Put the Flame Out on Physician Burnout

Summer is in full swing with backyard barbecues, kids splashing in the pool, and friends and family are gathered around the yard chatting about last night’s little league…

Balancing Compensation and Culture

Balancing Compensation and Culture for the Right Fit

Balancing Compensation and Culture for the Right Fit is a look into compensation trends, quality of practice, quality of life, practice location, and how they contribute to culture…

Need Help Recruiting Physicians?

Click the Get Started button if you’re ready to speak with one of our physician recruitment experts.

The Engagement Gap

By

Physician alignment and satisfaction are critical to recruitment and retention. This study identifies a significant physician engagement gap and challenges the assumption that employing physicians is the only solution to clinical alignment.

The Physician Engagement Gap

Physicians aren’t as aligned as executives think (and what executives can do about it).

Jackson Healthcare sought to explore the current state of alignment and engagement among physicians who are employed. Based on our extensive secondary and primary research with hospitals and physicians, employed physicians are disengaged in large numbers. There has not been a positive change in engagement in the past decade. And more alarmingly, hospital executives perceive physicians to be more engaged than they actually are. Even though physicians are proud to associate themselves with the hospital for which they work, they don’t trust their hospital executives employers, and they are not involved in clinical and administrative decision-making processes. Physicians don’t want to follow a clinical recipe when it comes to patient care. They want to be respected for their expertise.

In order to achieve the alignment hospital executive are seeking, medical schools and hospitals must do more to prepare, involve and transform the role of physicians as stakeholders, decisionmakers, and leaders. Cultural changes are necessary in the hospital environment if physicians are to make decisions in the best interest of the health system vs. a sole focus on their individual practices.

This report explores the current acquisition and employment trends and the effect on physician alignment.

Acquisition

The days when physicians graduated from medical school, completed their residency, and hung out a shingle in private practice have come to a close. And physicians who began their careers in private practice are less likely to retire there.

Physician ownership of private practices is trending downward while hospital employment of physicians and acquisition of physician practices is on the rise. Hospitals are acquiring physician practices in large numbers and younger physicians prefer to begin their careers as employees rather than enter private practice. In the early to mid-1990s, hospitals acquired physician practices in great numbers.
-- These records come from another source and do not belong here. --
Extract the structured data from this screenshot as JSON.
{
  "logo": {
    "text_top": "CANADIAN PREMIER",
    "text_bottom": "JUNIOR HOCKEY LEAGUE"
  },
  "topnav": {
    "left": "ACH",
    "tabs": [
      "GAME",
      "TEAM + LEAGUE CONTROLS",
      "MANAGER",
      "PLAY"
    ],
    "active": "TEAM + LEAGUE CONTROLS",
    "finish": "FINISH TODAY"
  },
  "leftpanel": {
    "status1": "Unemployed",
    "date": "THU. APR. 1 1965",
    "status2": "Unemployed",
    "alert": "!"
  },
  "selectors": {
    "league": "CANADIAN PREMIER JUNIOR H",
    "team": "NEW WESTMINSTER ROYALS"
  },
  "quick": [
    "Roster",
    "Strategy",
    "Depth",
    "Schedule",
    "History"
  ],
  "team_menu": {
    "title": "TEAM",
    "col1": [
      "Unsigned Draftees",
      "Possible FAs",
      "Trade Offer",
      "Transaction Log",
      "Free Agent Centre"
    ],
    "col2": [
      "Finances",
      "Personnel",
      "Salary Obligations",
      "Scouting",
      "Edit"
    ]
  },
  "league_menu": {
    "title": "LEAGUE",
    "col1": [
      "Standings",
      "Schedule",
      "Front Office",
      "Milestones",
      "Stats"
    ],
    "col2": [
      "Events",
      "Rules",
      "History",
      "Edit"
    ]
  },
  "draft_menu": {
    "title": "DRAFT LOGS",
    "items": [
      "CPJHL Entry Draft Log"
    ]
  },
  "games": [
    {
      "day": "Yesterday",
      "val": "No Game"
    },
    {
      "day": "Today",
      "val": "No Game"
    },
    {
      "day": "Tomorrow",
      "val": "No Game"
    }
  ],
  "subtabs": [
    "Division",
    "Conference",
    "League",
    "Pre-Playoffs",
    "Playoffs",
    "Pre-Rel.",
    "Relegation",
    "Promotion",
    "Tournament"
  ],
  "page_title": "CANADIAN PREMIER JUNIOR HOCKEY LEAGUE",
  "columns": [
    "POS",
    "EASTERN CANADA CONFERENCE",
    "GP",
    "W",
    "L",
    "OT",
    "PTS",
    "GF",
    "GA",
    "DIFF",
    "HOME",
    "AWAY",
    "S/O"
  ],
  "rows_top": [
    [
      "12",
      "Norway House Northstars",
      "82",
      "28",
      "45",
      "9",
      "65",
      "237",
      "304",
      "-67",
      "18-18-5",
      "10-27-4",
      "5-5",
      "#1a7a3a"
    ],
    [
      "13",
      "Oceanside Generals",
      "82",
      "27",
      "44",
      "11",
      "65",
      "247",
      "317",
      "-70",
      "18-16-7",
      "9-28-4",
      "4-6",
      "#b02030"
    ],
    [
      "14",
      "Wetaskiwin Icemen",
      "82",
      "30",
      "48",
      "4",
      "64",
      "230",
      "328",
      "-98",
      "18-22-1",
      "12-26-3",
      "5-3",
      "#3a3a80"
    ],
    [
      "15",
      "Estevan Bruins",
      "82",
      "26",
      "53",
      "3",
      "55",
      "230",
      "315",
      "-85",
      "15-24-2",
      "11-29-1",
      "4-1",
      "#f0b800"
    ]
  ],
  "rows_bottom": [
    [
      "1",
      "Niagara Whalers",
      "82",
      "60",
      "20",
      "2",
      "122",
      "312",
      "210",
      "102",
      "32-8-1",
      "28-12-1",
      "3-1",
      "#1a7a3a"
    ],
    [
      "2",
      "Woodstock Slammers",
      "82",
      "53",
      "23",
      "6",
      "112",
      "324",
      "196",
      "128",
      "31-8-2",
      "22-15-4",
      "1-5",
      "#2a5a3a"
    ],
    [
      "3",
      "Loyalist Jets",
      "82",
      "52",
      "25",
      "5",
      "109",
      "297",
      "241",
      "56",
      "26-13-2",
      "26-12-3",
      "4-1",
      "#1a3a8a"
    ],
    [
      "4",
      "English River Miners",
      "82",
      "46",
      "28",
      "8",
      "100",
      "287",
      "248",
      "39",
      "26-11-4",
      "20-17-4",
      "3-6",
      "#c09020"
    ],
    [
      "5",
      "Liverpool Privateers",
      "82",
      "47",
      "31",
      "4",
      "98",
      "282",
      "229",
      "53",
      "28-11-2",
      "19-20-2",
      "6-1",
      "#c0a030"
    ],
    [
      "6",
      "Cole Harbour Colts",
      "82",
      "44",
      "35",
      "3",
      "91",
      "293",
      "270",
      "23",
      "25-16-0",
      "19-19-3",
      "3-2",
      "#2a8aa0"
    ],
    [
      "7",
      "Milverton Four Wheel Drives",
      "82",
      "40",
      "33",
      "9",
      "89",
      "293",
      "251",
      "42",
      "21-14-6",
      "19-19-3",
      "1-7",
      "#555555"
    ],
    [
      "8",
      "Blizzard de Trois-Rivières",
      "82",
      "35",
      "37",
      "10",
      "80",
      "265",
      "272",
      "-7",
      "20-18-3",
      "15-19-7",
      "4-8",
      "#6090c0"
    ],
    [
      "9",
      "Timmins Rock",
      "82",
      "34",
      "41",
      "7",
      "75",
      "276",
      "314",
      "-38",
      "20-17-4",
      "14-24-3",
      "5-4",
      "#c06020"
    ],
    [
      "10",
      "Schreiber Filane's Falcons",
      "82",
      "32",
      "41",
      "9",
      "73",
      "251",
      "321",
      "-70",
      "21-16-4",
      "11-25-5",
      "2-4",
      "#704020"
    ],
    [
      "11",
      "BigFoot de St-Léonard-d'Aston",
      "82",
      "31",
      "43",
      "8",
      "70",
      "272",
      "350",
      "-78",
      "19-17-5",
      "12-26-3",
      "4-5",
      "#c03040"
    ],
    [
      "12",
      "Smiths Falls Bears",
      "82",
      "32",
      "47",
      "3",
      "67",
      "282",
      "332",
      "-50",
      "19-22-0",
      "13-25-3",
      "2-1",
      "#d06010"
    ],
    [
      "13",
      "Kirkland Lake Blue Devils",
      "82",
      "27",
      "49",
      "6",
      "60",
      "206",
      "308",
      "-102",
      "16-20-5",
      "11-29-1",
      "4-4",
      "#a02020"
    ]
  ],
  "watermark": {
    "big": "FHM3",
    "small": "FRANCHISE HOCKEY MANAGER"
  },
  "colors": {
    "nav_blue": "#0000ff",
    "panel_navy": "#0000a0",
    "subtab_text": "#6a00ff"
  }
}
That trend reversed in the late 1990s/early 2000s. According to VMG Health the sharp drop in hospital acquisitions of physician practices was fueled by:

  • physicians’ frustration with hospital management practices
  • hospitals’ frustration with physicians’ lack of motivation and productivity
  • the dissolution of many physician practice management companies and integrated delivery networks

Currently, hospitals are acquiring practices in numbers similar to the 1990s. In the past decade, the percentage of hospital-owned physician practices has tripled from about 25% in 2002 to almost 75% in 2011. The percentage of physicians in solo practice has decreased from 41% in 1983 to 18% in 2012.

Read the rest of this study by clicking the download button.

Cultural Blueprint for Successful Physician Recruitment

Focus on Fit: A Cultural Blueprint for Successful Physician Recruitment

This presentation, given by our CEO at the 2018 MGMA Annual Meeting, explains why cultural fit is so important and how to create a physician recruitment blueprint that focuses on fit…

Physician Recruitment and Retention Practices That Work

Finders Keepers Physician Recruitment and Retention Practices That Work

We take a hard look at how technology, company culture, and team roles can influence physician recruitment and retention practices. We discuss how technology can help with recruitment…

Need Help Recruiting Physicians?

Click the Get Started button if you’re ready to speak with one of our physician recruitment experts.